Exercise aim -> Bring together copies of the lines in the data below that contain the word "你说你喜欢读书".

+===+

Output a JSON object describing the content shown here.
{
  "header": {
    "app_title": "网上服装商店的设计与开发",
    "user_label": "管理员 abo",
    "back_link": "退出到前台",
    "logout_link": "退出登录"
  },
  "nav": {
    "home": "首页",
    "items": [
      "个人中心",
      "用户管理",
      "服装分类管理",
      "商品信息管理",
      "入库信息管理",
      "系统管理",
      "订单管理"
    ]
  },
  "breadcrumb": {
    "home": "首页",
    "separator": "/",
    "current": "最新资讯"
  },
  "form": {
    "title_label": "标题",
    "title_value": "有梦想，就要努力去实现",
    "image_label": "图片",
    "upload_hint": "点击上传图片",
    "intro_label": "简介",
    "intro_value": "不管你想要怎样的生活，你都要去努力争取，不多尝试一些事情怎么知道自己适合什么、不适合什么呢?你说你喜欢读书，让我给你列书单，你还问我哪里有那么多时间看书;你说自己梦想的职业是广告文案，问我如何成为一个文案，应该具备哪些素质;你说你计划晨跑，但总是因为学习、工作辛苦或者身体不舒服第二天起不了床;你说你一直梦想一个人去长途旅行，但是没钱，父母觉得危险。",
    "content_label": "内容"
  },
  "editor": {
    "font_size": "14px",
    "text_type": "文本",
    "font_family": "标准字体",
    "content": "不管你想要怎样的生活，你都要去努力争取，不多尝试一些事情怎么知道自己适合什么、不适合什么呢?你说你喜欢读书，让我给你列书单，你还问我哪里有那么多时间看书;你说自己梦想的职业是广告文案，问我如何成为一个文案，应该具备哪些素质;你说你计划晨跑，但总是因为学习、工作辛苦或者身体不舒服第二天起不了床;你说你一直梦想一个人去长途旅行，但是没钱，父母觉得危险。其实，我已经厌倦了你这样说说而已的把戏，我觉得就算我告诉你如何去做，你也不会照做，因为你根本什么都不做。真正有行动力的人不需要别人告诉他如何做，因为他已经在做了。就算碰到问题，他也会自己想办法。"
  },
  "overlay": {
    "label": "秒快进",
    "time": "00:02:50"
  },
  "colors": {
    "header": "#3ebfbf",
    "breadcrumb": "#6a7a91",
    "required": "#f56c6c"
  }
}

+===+

Task result ->
    "intro_value": "不管你想要怎样的生活，你都要去努力争取，不多尝试一些事情怎么知道自己适合什么、不适合什么呢?你说你喜欢读书，让我给你列书单，你还问我哪里有那么多时间看书;你说自己梦想的职业是广告文案，问我如何成为一个文案，应该具备哪些素质;你说你计划晨跑，但总是因为学习、工作辛苦或者身体不舒服第二天起不了床;你说你一直梦想一个人去长途旅行，但是没钱，父母觉得危险。",
    "content": "不管你想要怎样的生活，你都要去努力争取，不多尝试一些事情怎么知道自己适合什么、不适合什么呢?你说你喜欢读书，让我给你列书单，你还问我哪里有那么多时间看书;你说自己梦想的职业是广告文案，问我如何成为一个文案，应该具备哪些素质;你说你计划晨跑，但总是因为学习、工作辛苦或者身体不舒服第二天起不了床;你说你一直梦想一个人去长途旅行，但是没钱，父母觉得危险。其实，我已经厌倦了你这样说说而已的把戏，我觉得就算我告诉你如何去做，你也不会照做，因为你根本什么都不做。真正有行动力的人不需要别人告诉他如何做，因为他已经在做了。就算碰到问题，他也会自己想办法。"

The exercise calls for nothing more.